_About this task_:
Return a copy of every line in the records that includes the word "Summary".

==============================

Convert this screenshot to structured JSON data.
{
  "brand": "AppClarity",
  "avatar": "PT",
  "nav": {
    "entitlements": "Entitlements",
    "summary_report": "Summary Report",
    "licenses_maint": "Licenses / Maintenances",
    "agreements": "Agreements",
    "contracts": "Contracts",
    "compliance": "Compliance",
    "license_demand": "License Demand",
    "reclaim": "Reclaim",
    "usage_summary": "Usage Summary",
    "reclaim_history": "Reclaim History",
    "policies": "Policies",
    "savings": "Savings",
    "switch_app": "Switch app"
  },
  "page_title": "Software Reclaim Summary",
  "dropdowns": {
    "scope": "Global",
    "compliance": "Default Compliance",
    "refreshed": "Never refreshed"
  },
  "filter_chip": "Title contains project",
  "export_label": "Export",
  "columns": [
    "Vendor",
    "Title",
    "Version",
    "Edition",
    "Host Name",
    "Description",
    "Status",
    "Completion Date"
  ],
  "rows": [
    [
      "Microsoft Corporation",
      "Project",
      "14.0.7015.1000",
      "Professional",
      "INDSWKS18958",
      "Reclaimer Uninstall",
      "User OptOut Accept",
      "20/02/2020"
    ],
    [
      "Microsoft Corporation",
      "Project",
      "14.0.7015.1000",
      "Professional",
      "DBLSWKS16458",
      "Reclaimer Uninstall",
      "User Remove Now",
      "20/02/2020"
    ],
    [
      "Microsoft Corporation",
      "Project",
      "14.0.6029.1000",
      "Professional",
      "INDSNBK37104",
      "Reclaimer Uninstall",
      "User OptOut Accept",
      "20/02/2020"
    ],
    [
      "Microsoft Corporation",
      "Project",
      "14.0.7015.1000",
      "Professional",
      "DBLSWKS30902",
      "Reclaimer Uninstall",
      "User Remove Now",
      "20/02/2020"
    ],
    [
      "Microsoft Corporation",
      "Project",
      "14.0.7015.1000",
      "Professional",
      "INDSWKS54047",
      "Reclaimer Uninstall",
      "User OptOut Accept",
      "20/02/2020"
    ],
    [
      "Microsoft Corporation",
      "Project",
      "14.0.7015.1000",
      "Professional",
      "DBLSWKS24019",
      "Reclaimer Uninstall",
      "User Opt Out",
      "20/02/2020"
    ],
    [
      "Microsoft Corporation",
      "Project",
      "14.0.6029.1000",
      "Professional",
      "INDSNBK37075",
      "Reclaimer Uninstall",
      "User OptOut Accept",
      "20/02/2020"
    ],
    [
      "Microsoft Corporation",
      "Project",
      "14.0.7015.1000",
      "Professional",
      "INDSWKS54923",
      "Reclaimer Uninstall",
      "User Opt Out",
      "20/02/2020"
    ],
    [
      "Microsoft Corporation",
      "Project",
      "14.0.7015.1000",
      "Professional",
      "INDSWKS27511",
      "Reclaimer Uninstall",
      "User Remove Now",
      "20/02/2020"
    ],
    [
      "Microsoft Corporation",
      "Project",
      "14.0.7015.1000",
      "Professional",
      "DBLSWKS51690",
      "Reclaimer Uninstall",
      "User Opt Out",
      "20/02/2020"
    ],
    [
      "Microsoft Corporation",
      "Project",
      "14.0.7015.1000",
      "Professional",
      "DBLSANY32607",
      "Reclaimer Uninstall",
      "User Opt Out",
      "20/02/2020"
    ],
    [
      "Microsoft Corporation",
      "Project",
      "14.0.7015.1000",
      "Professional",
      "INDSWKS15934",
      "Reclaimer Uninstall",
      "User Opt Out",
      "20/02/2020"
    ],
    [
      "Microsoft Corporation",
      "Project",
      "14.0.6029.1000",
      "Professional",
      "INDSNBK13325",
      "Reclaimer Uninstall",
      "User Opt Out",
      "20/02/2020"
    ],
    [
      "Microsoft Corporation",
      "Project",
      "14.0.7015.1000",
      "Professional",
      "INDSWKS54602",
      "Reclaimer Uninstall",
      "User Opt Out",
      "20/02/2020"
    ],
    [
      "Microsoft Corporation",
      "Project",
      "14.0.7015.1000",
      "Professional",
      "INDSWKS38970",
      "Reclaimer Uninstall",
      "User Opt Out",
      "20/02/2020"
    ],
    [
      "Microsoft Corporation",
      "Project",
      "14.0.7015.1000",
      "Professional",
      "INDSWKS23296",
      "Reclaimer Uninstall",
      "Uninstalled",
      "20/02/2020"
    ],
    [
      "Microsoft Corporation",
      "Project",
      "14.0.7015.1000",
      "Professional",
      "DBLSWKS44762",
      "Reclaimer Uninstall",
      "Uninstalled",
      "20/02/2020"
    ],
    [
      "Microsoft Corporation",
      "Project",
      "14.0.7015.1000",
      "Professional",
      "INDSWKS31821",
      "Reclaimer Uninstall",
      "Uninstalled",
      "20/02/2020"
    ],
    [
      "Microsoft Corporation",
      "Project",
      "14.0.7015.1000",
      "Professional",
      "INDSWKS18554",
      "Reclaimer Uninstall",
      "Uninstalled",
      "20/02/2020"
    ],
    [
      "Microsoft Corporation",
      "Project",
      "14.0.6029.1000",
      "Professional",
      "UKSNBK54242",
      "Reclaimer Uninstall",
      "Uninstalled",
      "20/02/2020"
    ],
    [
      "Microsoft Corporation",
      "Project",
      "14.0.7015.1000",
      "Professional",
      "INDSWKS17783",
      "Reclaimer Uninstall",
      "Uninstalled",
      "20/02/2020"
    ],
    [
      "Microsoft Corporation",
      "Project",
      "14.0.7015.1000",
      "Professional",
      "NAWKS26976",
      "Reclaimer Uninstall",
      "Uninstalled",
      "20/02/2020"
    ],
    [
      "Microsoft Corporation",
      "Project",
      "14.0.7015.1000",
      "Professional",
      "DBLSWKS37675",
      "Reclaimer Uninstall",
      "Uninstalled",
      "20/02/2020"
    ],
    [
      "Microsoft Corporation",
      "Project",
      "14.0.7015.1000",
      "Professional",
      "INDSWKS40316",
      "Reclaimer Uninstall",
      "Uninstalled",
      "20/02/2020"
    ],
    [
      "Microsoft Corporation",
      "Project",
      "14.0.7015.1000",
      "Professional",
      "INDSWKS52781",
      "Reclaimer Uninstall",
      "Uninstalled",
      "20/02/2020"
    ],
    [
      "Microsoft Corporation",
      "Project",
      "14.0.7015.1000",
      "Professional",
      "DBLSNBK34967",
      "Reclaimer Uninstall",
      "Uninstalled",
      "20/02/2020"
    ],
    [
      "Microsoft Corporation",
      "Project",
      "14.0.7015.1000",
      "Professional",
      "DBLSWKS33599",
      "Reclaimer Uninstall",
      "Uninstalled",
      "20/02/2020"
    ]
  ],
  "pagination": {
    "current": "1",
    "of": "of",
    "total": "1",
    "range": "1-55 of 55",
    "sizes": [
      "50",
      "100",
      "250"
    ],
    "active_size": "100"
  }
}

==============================

_Your response_:
    "summary_report": "Summary Report",
    "usage_summary": "Usage Summary",
  "page_title": "Software Reclaim Summary",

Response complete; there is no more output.